◆ Data about app and page elements ◆
*** Begin section ***

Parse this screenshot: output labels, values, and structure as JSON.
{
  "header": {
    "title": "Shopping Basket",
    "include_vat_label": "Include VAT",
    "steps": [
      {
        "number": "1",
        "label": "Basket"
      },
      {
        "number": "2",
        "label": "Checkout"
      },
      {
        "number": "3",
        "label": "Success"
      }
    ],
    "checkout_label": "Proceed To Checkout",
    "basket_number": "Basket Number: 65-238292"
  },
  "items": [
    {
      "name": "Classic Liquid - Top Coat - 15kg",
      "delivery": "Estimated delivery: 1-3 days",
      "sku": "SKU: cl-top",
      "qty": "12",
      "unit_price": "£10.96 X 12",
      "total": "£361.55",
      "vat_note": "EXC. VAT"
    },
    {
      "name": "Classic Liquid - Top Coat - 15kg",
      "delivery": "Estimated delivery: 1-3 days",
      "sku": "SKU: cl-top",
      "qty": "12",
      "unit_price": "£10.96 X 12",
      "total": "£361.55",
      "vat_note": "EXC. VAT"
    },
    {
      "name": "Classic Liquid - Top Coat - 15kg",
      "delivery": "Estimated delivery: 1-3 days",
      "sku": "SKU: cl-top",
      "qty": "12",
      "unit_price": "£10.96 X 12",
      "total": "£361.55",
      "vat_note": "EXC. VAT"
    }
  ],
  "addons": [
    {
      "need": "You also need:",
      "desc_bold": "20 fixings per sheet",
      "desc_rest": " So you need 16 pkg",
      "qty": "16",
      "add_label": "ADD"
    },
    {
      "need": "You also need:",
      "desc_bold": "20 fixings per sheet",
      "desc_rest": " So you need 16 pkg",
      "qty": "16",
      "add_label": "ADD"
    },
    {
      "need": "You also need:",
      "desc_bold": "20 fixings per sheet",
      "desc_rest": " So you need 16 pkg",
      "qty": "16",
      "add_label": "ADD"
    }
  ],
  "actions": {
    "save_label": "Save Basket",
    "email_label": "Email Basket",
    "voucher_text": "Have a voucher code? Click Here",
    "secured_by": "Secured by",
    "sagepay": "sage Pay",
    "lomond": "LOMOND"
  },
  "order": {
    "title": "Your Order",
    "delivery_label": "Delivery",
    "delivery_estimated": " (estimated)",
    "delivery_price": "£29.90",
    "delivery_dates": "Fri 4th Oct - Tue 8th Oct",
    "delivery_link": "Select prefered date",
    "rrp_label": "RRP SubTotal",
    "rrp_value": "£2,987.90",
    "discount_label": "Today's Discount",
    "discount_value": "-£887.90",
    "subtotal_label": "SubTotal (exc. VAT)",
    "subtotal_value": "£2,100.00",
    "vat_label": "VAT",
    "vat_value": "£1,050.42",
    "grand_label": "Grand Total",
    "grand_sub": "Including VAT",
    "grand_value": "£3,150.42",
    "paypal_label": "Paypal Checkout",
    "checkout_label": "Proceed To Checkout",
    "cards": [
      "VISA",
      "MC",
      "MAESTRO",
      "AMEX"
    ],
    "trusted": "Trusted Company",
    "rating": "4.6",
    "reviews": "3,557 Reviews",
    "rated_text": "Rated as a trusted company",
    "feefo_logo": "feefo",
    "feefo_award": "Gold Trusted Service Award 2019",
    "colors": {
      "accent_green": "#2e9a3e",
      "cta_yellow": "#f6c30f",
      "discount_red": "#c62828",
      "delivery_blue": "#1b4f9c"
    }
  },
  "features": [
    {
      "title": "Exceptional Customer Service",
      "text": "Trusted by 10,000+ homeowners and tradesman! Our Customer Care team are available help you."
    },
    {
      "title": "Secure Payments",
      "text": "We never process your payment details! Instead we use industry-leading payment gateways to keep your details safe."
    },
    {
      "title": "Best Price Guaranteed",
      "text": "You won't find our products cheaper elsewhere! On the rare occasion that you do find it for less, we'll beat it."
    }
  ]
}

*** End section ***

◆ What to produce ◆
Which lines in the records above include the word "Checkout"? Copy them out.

◆ Task output ◆
        "label": "Checkout"
    "checkout_label": "Proceed To Checkout",
    "paypal_label": "Paypal Checkout",
    "checkout_label": "Proceed To Checkout",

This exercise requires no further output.